Chart options:

• ymax – default: 50. Set to avoid plotting extremely high -10log(p) values.
• width – figure width – default is 16
• height – figure height – default is 8
• fontsize – figure font size – default 16
• border – plot border – default is OFF
• palette – specify one of a dozen options for colors of chromosome regions on plot: [‘default’, ‘Gray’, ‘Pastel1’, ‘Pastel2’, ‘Paired’, ‘Accent’, ‘Dark2’, ‘Set1’, ‘Set2’, ‘Set3’, ‘tab10’, ‘tab20’, ‘tab20b’, ‘tab20c’, ‘Gray2’, ‘Gray3’]

## Volcano Plot¶

This function writes the pandas DataFrame output of diff_meth_pos() to a CSV file named by the user. The DataFrame has a row for every successfully tested probe and columns with different regression statistics as follows:

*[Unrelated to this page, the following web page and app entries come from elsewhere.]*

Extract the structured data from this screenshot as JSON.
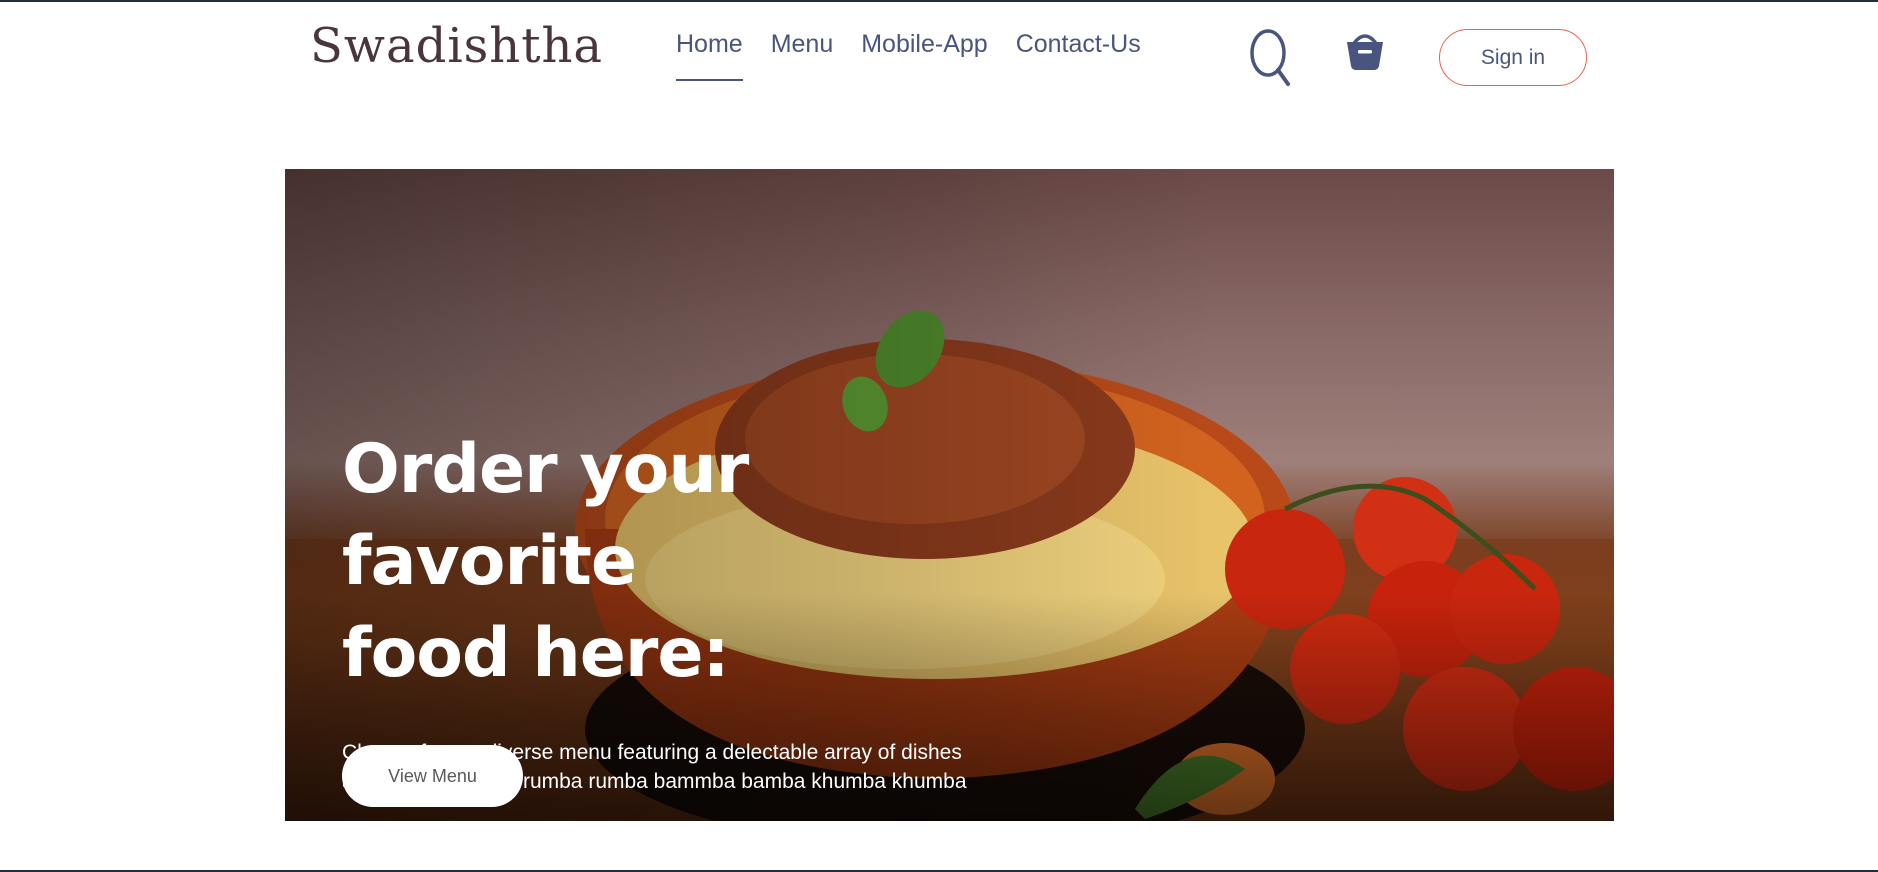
{
  "brand": {
    "name": "Swadishtha"
  },
  "nav": {
    "items": [
      {
        "label": "Home",
        "active": true
      },
      {
        "label": "Menu",
        "active": false
      },
      {
        "label": "Mobile-App",
        "active": false
      },
      {
        "label": "Contact-Us",
        "active": false
      }
    ]
  },
  "header": {
    "search_icon": "search-icon",
    "basket_icon": "basket-icon",
    "signin_label": "Sign in"
  },
  "hero": {
    "title_line1": "Order your favorite",
    "title_line2": "food here:",
    "description": "Choose from a diverse menu featuring a delectable array of dishes and bumba bumba rumba rumba bammba bamba khumba khumba",
    "cta_label": "View Menu"
  },
  "colors": {
    "nav_text": "#49557e",
    "logo_text": "#49353a",
    "accent_border": "#e8634e",
    "hero_text": "#ffffff"
  }
}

• regression coefficient
• lower limit of the coefficient’s 95% confidence interval
• upper limit of the coefficient’s 95% confidence interval
• standard error
• p-value
• FDR q-value (p-values corrected for multiple testing using the Benjamini-Hochberg FDR method)

Inputs and Parameters:

stats_results (required):
A pandas DataFrame output by the function diff_meth_pos().
‘alpha’:
Default: 0.05, The significance level that will be used to highlight the most significant p-values (or adjusted FDR Q-values) on the plot.
‘cutoff’:
the beta-coefficient cutoff | Default: None format: a list or tuple with two numbers for (min, max) or ‘auto’. If specified in kwargs, will exclude values within this range of regression coefficients OR fold-change range from being “significant” and put dotted vertical lines on chart. ‘auto’ will select a beta coefficient range that excludes 95% of results from appearing significant.
(default False) – if this will adjust the p-value cutoff line for false discovery rate (Benjamini-Hochberg). Use ‘fwer’ to set the target rate.
‘fwer’:
family-wise error rate (default is 0.1) – specify a probability [0 to 1.0] for false discovery rate
‘data_type_label’:
What to put on X-axis. Either ‘Fold Change’ (default) or ‘Regression Coefficient’.
visualization kwargs:
• palette – color pattern for plot – default is [blue, red, grey]
other palettes: [‘default’, ‘Gray’, ‘Pastel1’, ‘Pastel2’, ‘Paired’, ‘Accent’, ‘Dark2’, ‘Set1’, ‘Set2’, ‘Set3’, ‘tab10’, ‘tab20’, ‘tab20b’, ‘tab20c’, ‘Gray2’, ‘Gray3’]
• width – figure width – default is 16
• height – figure height – default is 8
• fontsize – figure font size – default 16
• dotsize – figure dot size on chart – default 30
• border – plot border – default is OFF
• data_type_label – (e.g. Beta Values, M Values) – default is ‘Beta’
• plot_cutoff_label – add label to dotted line on plot – default False
save:
specify that it export an image in png format. By default, the function only displays a plot.
filename:
specify an export filename. default is volcano_<current_date>.png.

Returns:

Displays a plot, but does not directly return an object. The data is color coded and displayed as follows:

• the negative log of adjusted p-values is plotted on the y-axis
• the regression coefficient beta value is plotted on the x-axis
• the significance cutoff level appears as a horizontal gray dashed line
• non-significant points appear in light gray
• significant points with positive correlations (hypermethylated probes) appear in red
• significant points with negative correlations (hypomethylated probes) appear in blue

## To BED¶

Converts & exports manifest and probe p-value dataframe to BED format. * https://en.wikipedia.org/wiki/BED_(file_format)

• BED format: [ chromosome number | start position | end position | p-values]

Where p-values are the output from diff_meth_pos() comparing probes across two or more groups of samples for genomic differences in methylation.

This output is required for combined-pvalues library to read and annotate manhattan plots with the nearest Gene(s) for each significant CpG cluster.

manifest_or_array_type:
either pass in a Manifest instance from methylprep, or a string that defines which manifest to load. One of {‘27k’, ‘450k’, ‘epic’, ‘epic+’, ‘mouse’}.
genome_build:
pass in ‘OLD’ to use the older genome build for each respective manifest array type.

note: if manifest has probes that aren’t mapped to genome, they are omitted in BED file.

TODO: incorporate STRAND and OLD_STRAND in calculations.

returns a BED formatted dataframe if save is False, or the saved filename if save is True.